▸ **Task instructions**
Could you restate the data below word for word, without its pictures?

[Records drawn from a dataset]

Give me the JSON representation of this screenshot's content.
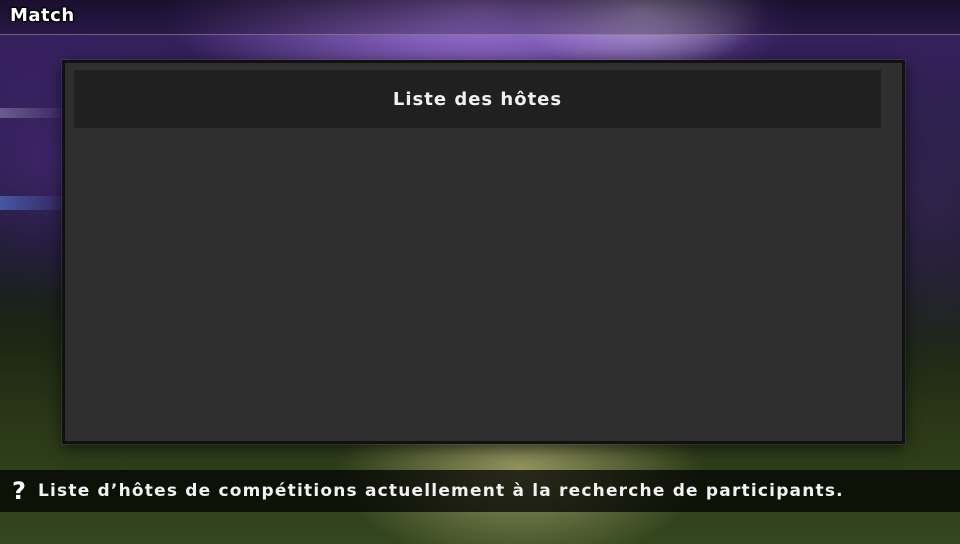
{
  "topbar": {
    "title": "Match"
  },
  "panel": {
    "header_label": "Liste des hôtes",
    "hosts": []
  },
  "help": {
    "icon": "question-mark-icon",
    "icon_glyph": "?",
    "text": "Liste d’hôtes de compétitions actuellement à la recherche de participants."
  }
}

▸ **Output of the exercise**
Give me the JSON representation of this screenshot's content.
{
  "topbar": {
    "title": "Match"
  },
  "panel": {
    "header_label": "Liste des hôtes",
    "hosts": []
  },
  "help": {
    "icon": "question-mark-icon",
    "icon_glyph": "?",
    "text": "Liste d’hôtes de compétitions actuellement à la recherche de participants."
  }
}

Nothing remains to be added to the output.